20170506_165343We think about words, to the point of borderline obsession

It’s not surprising that writers think about words and their meanings. But, we might take the word “think” to another level, maybe one that’s a little crazy.

Here’s a very writerly example. As we sat waiting for the event to start, Angela, Lisa and I talked about what it means to be a writer vs an author. That may seem trivial or even a non-distinction to many people. But, to writers, that’s a concept we consider.

What is the difference? I can’t say for sure. But, we seemed to agree that you could be an author and not necessarily a writer. Sometimes people author books based on experiences, even though they aren’t writers. (Think politicians, etc). A writer is a different animal. A writer is like a shark. Write or die (at least metaphorically.)

It’s hard for us to show people our work

I waited nearly 8 years before I let anyone in my family read The Travelers. That’s one of the reasons it took me ten years from first draft to publication. I was terrified to show it to anyone. Although I don’t find it surprising that other writers feel this way, it did make me feel a little better to hear I’m not alone in this neurosis.

We make up stories about random strangers in our heads

When I read The Girl on the Train, about a woman who rides a train every day and becomes obsessed with a couple she sees through the window, she even gives them names and personalities, I thought I would totally do that. In fact it’s one of my favorite activities when I’m sitting in an airport. I’ve definitely looked at some guy sitting alone eating a sandwich, looking disheveled and tired and decided he is a workaholic who doesn’t have time for a family. He eats a lot of fast food, lives in a small apartment with boring furniture and has a cat. He’s seen a lot of places but isn’t very worldly. All he wants to really do is buy a house in the wilderness and raise alpaca.

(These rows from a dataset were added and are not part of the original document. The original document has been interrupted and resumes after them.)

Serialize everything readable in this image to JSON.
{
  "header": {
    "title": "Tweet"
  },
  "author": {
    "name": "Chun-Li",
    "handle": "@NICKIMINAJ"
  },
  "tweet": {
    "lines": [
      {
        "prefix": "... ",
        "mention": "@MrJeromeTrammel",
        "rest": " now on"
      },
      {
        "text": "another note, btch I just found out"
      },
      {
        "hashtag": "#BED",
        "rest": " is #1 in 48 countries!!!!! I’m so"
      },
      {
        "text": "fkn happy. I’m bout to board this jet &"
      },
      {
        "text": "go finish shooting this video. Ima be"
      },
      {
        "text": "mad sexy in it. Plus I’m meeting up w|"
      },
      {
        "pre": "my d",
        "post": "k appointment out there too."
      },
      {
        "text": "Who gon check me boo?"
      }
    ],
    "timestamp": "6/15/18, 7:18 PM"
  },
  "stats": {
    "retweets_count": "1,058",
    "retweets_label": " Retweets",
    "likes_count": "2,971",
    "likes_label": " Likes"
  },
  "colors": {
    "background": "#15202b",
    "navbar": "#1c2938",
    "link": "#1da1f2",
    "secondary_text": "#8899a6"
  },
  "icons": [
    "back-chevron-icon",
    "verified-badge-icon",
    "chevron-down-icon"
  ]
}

I used to never wanted to admit I do this. It sounds really creepy. But, during the author panel, I found out I was not alone. Other authors do this too! Of course I’m basing this generalization on a sample size of three. Still, it made me feel better to know this might be the writer in me and I’m not just a crazy lunatic (at least not for this reason).

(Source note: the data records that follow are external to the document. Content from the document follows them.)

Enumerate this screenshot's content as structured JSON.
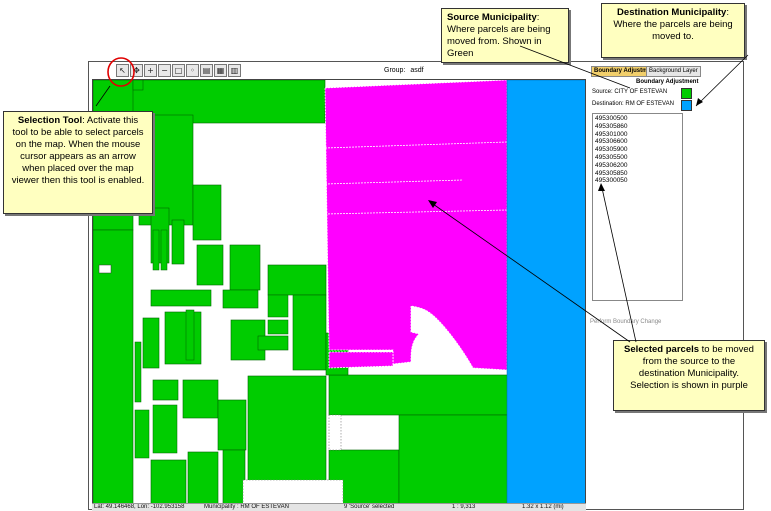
{
  "toolbar": {
    "tools": [
      {
        "name": "selection-tool",
        "glyph": "↖"
      },
      {
        "name": "pan-tool",
        "glyph": "✥"
      },
      {
        "name": "zoom-in-tool",
        "glyph": "+"
      },
      {
        "name": "zoom-out-tool",
        "glyph": "−"
      },
      {
        "name": "zoom-extent-tool",
        "glyph": "□"
      },
      {
        "name": "zoom-previous-tool",
        "glyph": "◦"
      },
      {
        "name": "print-tool",
        "glyph": "▤"
      },
      {
        "name": "layers-tool",
        "glyph": "▦"
      },
      {
        "name": "legend-tool",
        "glyph": "▥"
      }
    ],
    "group_label": "Group:",
    "group_value": "asdf"
  },
  "panel": {
    "tabs": [
      "Boundary Adjustment",
      "Background Layer"
    ],
    "title": "Boundary Adjustment",
    "source_label": "Source:",
    "source_value": "CITY OF ESTEVAN",
    "source_color": "#00cc00",
    "destination_label": "Destination:",
    "destination_value": "RM OF ESTEVAN",
    "destination_color": "#00a2ff",
    "parcels": [
      "495300500",
      "495305860",
      "495301000",
      "495306600",
      "495305900",
      "495305500",
      "495306200",
      "495305850",
      "495300050"
    ],
    "perform_label": "Perform Boundary Change"
  },
  "statusbar": {
    "coords": "Lat: 49.146468, Lon: -102.953158",
    "municipality": "Municipality : RM OF ESTEVAN",
    "selected": "9 'Source' selected",
    "scale": "1 : 9,313",
    "extent": "1.32 x 1.12 (mi)"
  },
  "callouts": {
    "source": {
      "title": "Source Municipality",
      "text": "Where parcels are being moved from. Shown in Green"
    },
    "destination": {
      "title": "Destination Municipality",
      "text": "Where the parcels are being moved to."
    },
    "selection_tool": {
      "title": "Selection Tool",
      "text": "Activate this tool to be able to select parcels on the map.  When the mouse cursor appears as an arrow when placed over the map viewer then this tool is enabled."
    },
    "selected_parcels": {
      "title": "Selected parcels",
      "text": "to be moved from the source to the destination Municipality.  Selection is shown in purple"
    }
  },
  "colors": {
    "source_green": "#00cc00",
    "selection_purple": "#ff00ff",
    "destination_blue": "#00a2ff",
    "callout_fill": "#ffffc0",
    "highlight_circle": "#ff0000"
  }
}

We love to read books and learn from the writing of others

Door prize from the event! It included books and a gift certificate donated by Scrawl Books in Reston, Virginia.

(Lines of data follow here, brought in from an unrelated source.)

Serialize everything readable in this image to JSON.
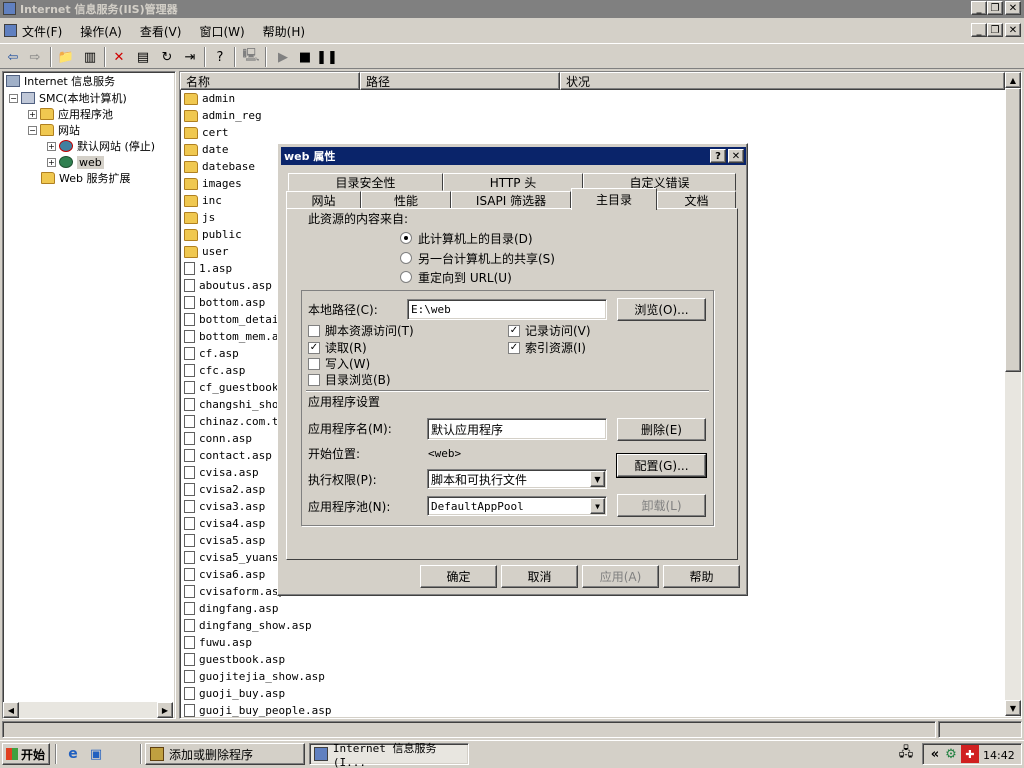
{
  "window": {
    "title": "Internet 信息服务(IIS)管理器"
  },
  "menu": [
    "文件(F)",
    "操作(A)",
    "查看(V)",
    "窗口(W)",
    "帮助(H)"
  ],
  "tree": {
    "root": "Internet 信息服务",
    "server": "SMC(本地计算机)",
    "app_pools": "应用程序池",
    "websites": "网站",
    "default_site": "默认网站 (停止)",
    "web": "web",
    "extensions": "Web 服务扩展"
  },
  "list": {
    "columns": [
      "名称",
      "路径",
      "状况"
    ],
    "folders": [
      "admin",
      "admin_reg",
      "cert",
      "date",
      "datebase",
      "images",
      "inc",
      "js",
      "public",
      "user"
    ],
    "files": [
      "1.asp",
      "aboutus.asp",
      "bottom.asp",
      "bottom_detail",
      "bottom_mem.as",
      "cf.asp",
      "cfc.asp",
      "cf_guestbook.",
      "changshi_show",
      "chinaz.com.tx",
      "conn.asp",
      "contact.asp",
      "cvisa.asp",
      "cvisa2.asp",
      "cvisa3.asp",
      "cvisa4.asp",
      "cvisa5.asp",
      "cvisa5_yuansh",
      "cvisa6.asp",
      "cvisaform.asp",
      "dingfang.asp",
      "dingfang_show.asp",
      "fuwu.asp",
      "guestbook.asp",
      "guojitejia_show.asp",
      "guoji_buy.asp",
      "guoji_buy_people.asp"
    ]
  },
  "dialog": {
    "title": "web 属性",
    "tabs_row1": [
      "目录安全性",
      "HTTP 头",
      "自定义错误"
    ],
    "tabs_row2": [
      "网站",
      "性能",
      "ISAPI 筛选器",
      "主目录",
      "文档"
    ],
    "source_label": "此资源的内容来自:",
    "radio": [
      "此计算机上的目录(D)",
      "另一台计算机上的共享(S)",
      "重定向到 URL(U)"
    ],
    "local_path_label": "本地路径(C):",
    "local_path": "E:\\web",
    "browse": "浏览(O)...",
    "checks_left": [
      {
        "label": "脚本资源访问(T)",
        "checked": false
      },
      {
        "label": "读取(R)",
        "checked": true
      },
      {
        "label": "写入(W)",
        "checked": false
      },
      {
        "label": "目录浏览(B)",
        "checked": false
      }
    ],
    "checks_right": [
      {
        "label": "记录访问(V)",
        "checked": true
      },
      {
        "label": "索引资源(I)",
        "checked": true
      }
    ],
    "app_settings": "应用程序设置",
    "app_name_label": "应用程序名(M):",
    "app_name": "默认应用程序",
    "remove": "删除(E)",
    "start_label": "开始位置:",
    "start_value": "<web>",
    "config": "配置(G)...",
    "exec_label": "执行权限(P):",
    "exec_value": "脚本和可执行文件",
    "pool_label": "应用程序池(N):",
    "pool_value": "DefaultAppPool",
    "unload": "卸载(L)",
    "ok": "确定",
    "cancel": "取消",
    "apply": "应用(A)",
    "help": "帮助"
  },
  "taskbar": {
    "start": "开始",
    "tasks": [
      "添加或删除程序",
      "Internet 信息服务(I..."
    ],
    "clock": "14:42"
  }
}
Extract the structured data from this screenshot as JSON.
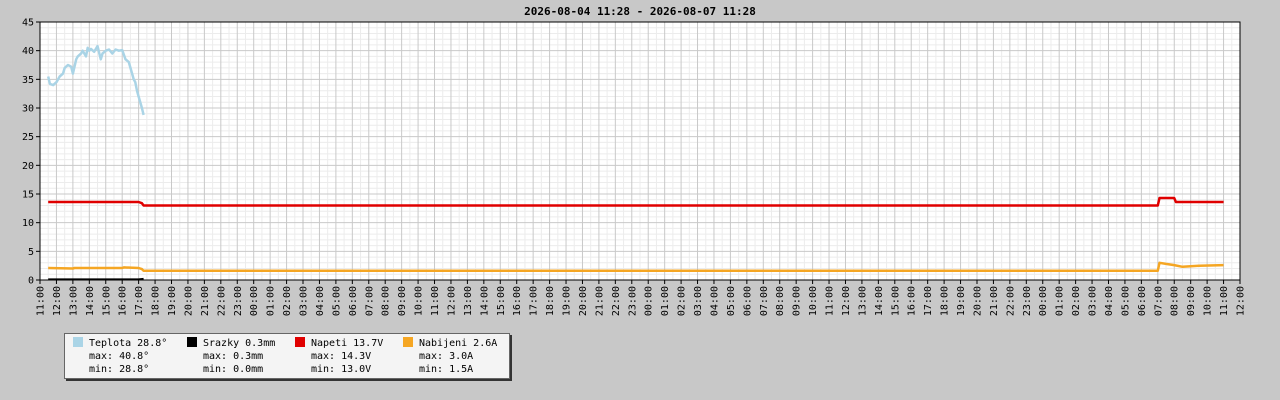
{
  "chart_data": {
    "type": "line",
    "title": "2026-08-04 11:28 - 2026-08-07 11:28",
    "xlabel": "",
    "ylabel": "",
    "ylim": [
      0,
      45
    ],
    "yticks": [
      0,
      5,
      10,
      15,
      20,
      25,
      30,
      35,
      40,
      45
    ],
    "x_unit": "hours",
    "xlim": [
      0,
      73
    ],
    "x_tick_labels": [
      "11:00",
      "12:00",
      "13:00",
      "14:00",
      "15:00",
      "16:00",
      "17:00",
      "18:00",
      "19:00",
      "20:00",
      "21:00",
      "22:00",
      "23:00",
      "00:00",
      "01:00",
      "02:00",
      "03:00",
      "04:00",
      "05:00",
      "06:00",
      "07:00",
      "08:00",
      "09:00",
      "10:00",
      "11:00",
      "12:00",
      "13:00",
      "14:00",
      "15:00",
      "16:00",
      "17:00",
      "18:00",
      "19:00",
      "20:00",
      "21:00",
      "22:00",
      "23:00",
      "00:00",
      "01:00",
      "02:00",
      "03:00",
      "04:00",
      "05:00",
      "06:00",
      "07:00",
      "08:00",
      "09:00",
      "10:00",
      "11:00",
      "12:00",
      "13:00",
      "14:00",
      "15:00",
      "16:00",
      "17:00",
      "18:00",
      "19:00",
      "20:00",
      "21:00",
      "22:00",
      "23:00",
      "00:00",
      "01:00",
      "02:00",
      "03:00",
      "04:00",
      "05:00",
      "06:00",
      "07:00",
      "08:00",
      "09:00",
      "10:00",
      "11:00",
      "12:00"
    ],
    "grid": true,
    "legend_position": "bottom-left",
    "series": [
      {
        "name": "Teplota 28.8°",
        "color": "#aad4e6",
        "max": "max: 40.8°",
        "min": "min: 28.8°",
        "x": [
          0.5,
          0.6,
          0.8,
          1.0,
          1.2,
          1.4,
          1.5,
          1.7,
          1.9,
          2.0,
          2.2,
          2.3,
          2.5,
          2.6,
          2.8,
          2.9,
          3.0,
          3.1,
          3.3,
          3.5,
          3.7,
          3.8,
          4.0,
          4.2,
          4.4,
          4.6,
          4.8,
          5.0,
          5.2,
          5.4,
          5.6,
          5.7,
          5.8,
          5.9,
          6.0,
          6.1,
          6.2,
          6.3
        ],
        "values": [
          35.5,
          34.2,
          34.0,
          34.5,
          35.5,
          36.0,
          37.0,
          37.5,
          37.2,
          36.0,
          38.5,
          39.0,
          39.5,
          40.0,
          39.0,
          40.5,
          40.0,
          40.3,
          39.8,
          40.8,
          38.5,
          39.5,
          40.0,
          40.2,
          39.5,
          40.2,
          40.0,
          40.1,
          38.5,
          38.0,
          36.0,
          35.0,
          34.5,
          33.0,
          32.0,
          31.0,
          30.0,
          28.8
        ]
      },
      {
        "name": "Srazky 0.3mm",
        "color": "#000000",
        "max": "max: 0.3mm",
        "min": "min: 0.0mm",
        "x": [
          0.5,
          2.0,
          4.0,
          6.0,
          6.3
        ],
        "values": [
          0.1,
          0.1,
          0.1,
          0.1,
          0.2
        ]
      },
      {
        "name": "Napeti 13.7V",
        "color": "#e00000",
        "max": "max: 14.3V",
        "min": "min: 13.0V",
        "x": [
          0.5,
          6.0,
          6.2,
          6.3,
          68.0,
          68.1,
          69.0,
          69.1,
          72.0
        ],
        "values": [
          13.6,
          13.6,
          13.4,
          13.0,
          13.0,
          14.3,
          14.3,
          13.6,
          13.6
        ]
      },
      {
        "name": "Nabijeni 2.6A",
        "color": "#f5a623",
        "max": "max: 3.0A",
        "min": "min: 1.5A",
        "x": [
          0.5,
          2.0,
          2.1,
          5.0,
          5.1,
          6.0,
          6.2,
          6.3,
          68.0,
          68.1,
          68.5,
          69.0,
          69.5,
          70.0,
          70.5,
          72.0
        ],
        "values": [
          2.1,
          2.0,
          2.1,
          2.1,
          2.2,
          2.1,
          1.9,
          1.6,
          1.6,
          3.0,
          2.8,
          2.6,
          2.3,
          2.4,
          2.5,
          2.6
        ]
      }
    ]
  }
}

During the panel we talked about our favorite books, the kinds of books we like to read. We also discussed how books influenced our writing and that there are writers who don’t read books. They feel it influences their writing process.

My guess is there aren’t many writers who feel this way. The three of us certainly didn’t. I think there is much to be learned from the writing of others. To me, a writer who doesn’t read it because may taint his or her own writing, is like a musician who doesn’t want to listen to any other music because it might ruin his or her songs.

We all struggle to balance life and writing

If it were up to me I’d either be reading or writing every second of the day I’m not spending with my family. Unfortunately, I have to stop and eat and occasionally exercise because it’s important to stay healthy. And I also have a day job and many other responsibilities that keep me from writing or reading every hour that I’m not sleeping.

Again, it felt good to know I wasn’t alone in this struggle.

We want other people to think

For a writer, the goal of writing isn’t just pure entertainment. The goal of writing is to use entertainment to make people think. We want them to reconsider the world, perhaps relate to it in a different way than before. Our goal is to expose people to an idea or reinforce an ideal. It’s a lofty ambition. I suppose, if you’re able to do that, it makes you a “good” writer. But what makes a “good” writer might be a blog for another day.

But, I learned from the panel that this is another trait we all seem to have in common, again if I can base an assumption of the thoughts of only three writers. Still, I think I can glean something from it and this is my favorite one.

Thanks to Scrawl books for hosting the event! And Girl Scout Troop 56002 for organizing! It was great fun and I learned so much! Until next time!